===== Task inputs
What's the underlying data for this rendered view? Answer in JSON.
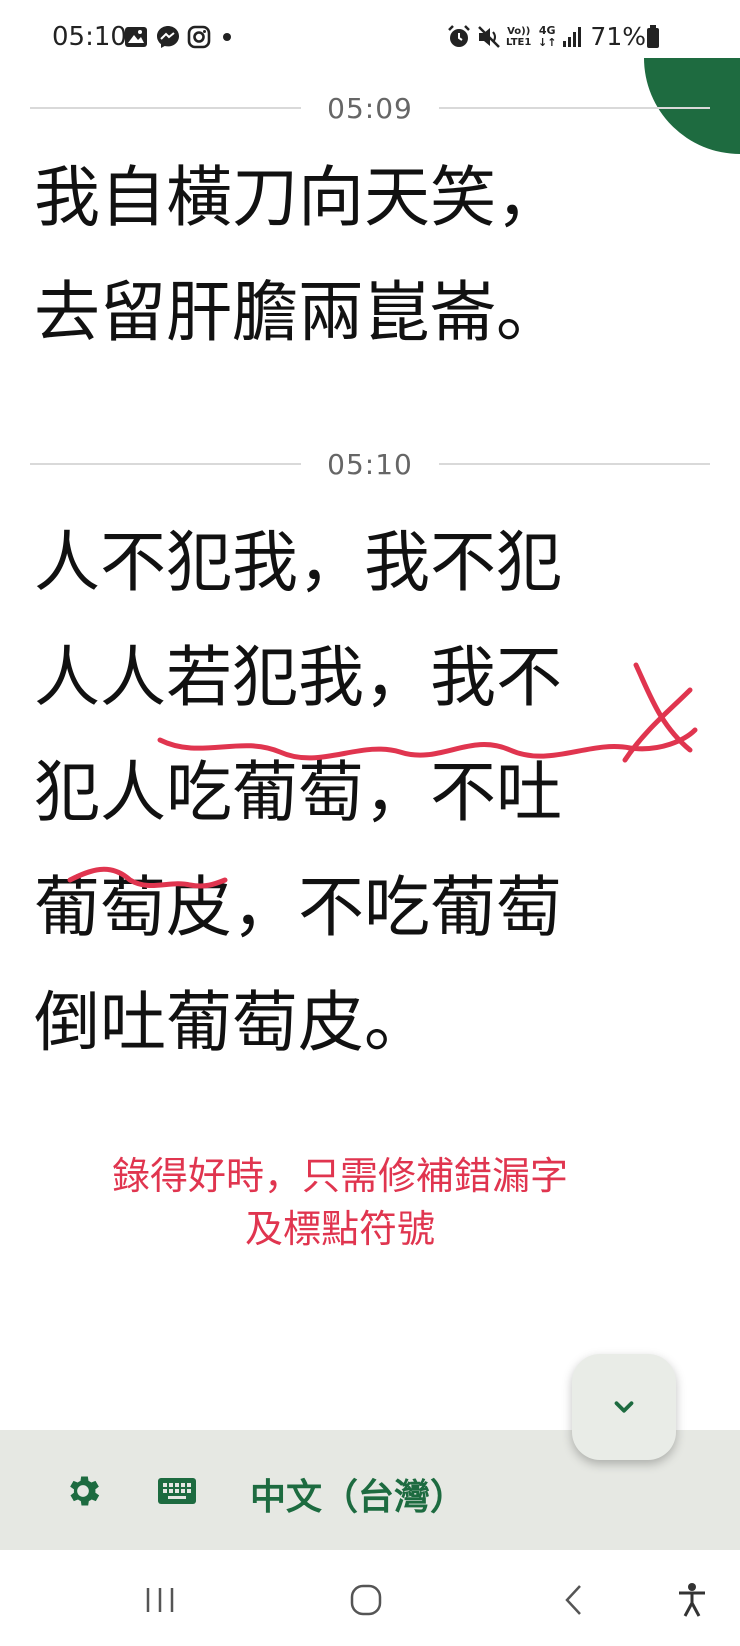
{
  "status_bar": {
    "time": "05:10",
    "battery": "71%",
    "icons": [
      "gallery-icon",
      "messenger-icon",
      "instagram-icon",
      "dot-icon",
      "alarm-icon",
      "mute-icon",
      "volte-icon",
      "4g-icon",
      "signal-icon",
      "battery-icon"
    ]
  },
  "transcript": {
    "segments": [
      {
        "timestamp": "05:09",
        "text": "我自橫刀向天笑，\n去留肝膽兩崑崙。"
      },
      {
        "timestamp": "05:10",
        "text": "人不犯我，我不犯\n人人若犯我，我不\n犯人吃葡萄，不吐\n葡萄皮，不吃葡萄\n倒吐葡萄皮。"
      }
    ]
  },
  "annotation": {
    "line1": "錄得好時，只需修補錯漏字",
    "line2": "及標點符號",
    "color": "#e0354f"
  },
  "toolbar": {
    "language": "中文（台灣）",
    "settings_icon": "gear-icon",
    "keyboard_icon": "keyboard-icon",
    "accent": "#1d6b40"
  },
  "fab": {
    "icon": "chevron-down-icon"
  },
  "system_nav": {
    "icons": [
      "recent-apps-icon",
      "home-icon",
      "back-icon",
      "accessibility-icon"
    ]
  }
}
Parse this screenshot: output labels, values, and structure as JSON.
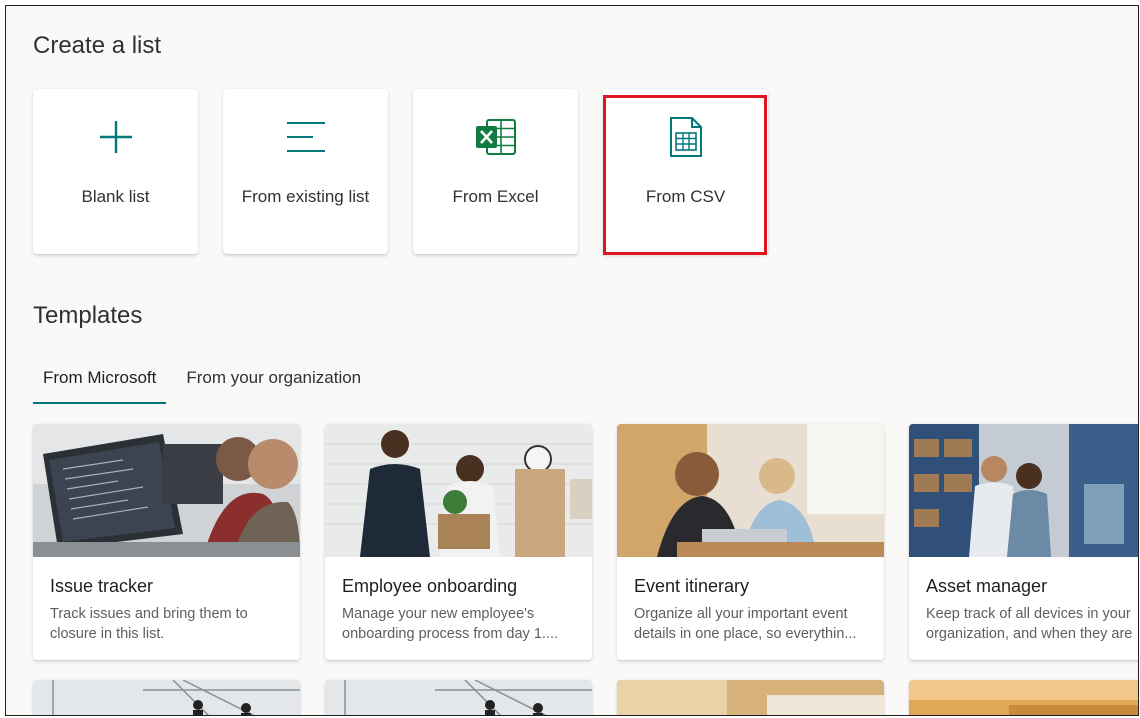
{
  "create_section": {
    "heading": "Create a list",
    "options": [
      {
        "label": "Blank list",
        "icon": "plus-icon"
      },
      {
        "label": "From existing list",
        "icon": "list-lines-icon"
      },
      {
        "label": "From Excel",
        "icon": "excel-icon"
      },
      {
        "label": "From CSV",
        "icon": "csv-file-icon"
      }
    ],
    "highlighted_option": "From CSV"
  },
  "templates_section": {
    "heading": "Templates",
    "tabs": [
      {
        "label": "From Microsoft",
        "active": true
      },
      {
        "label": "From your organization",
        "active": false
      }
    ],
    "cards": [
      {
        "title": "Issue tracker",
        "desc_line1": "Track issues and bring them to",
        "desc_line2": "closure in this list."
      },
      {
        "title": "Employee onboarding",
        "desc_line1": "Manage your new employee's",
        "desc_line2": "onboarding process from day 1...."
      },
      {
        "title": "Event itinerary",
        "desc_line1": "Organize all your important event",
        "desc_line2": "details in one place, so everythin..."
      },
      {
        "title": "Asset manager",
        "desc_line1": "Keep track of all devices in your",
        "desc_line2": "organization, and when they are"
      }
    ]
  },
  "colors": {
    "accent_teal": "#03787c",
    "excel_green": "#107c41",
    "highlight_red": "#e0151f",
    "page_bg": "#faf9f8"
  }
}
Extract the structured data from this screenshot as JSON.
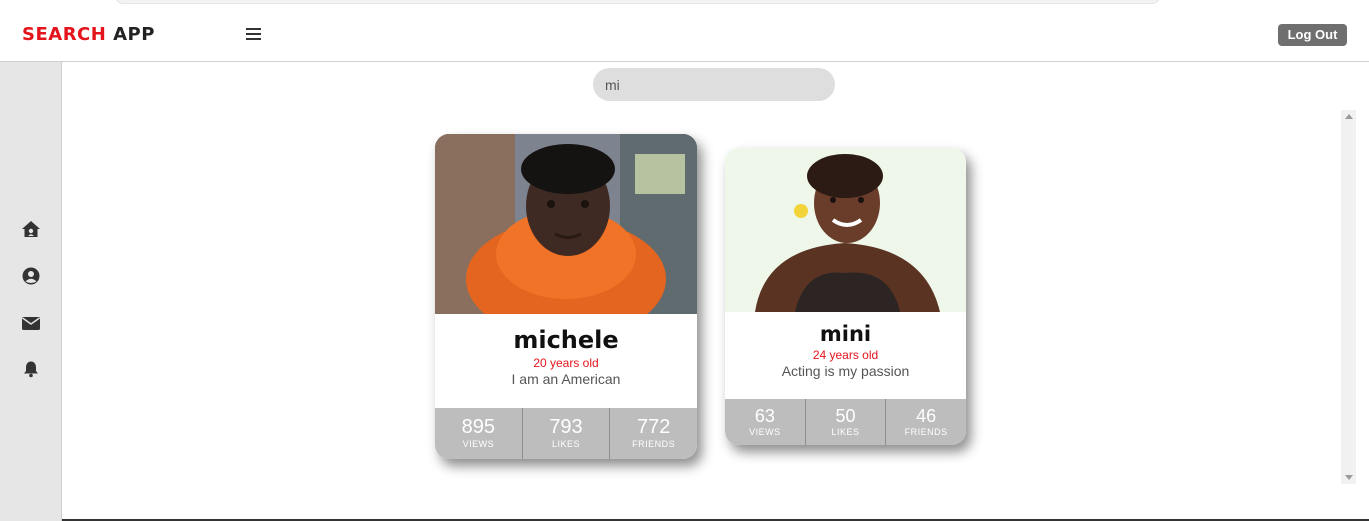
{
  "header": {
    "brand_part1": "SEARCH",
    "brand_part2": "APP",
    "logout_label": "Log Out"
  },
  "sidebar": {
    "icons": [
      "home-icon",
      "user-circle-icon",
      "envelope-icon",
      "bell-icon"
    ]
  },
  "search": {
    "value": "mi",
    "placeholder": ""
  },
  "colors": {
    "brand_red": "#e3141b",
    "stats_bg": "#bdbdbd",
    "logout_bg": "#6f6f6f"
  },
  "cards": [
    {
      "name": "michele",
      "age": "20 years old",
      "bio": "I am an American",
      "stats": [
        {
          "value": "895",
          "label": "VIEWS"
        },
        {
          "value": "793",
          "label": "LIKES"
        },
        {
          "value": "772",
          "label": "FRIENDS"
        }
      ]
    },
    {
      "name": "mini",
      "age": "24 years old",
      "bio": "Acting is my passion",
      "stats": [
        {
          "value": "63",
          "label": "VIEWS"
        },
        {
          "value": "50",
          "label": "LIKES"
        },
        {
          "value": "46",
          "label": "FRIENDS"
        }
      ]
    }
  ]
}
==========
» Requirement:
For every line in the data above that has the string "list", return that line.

» Exercise response:
    "heading": "Create a list",
        "label": "Blank list",
        "label": "From existing list",
        "icon": "list-lines-icon"
        "desc_line2": "closure in this list."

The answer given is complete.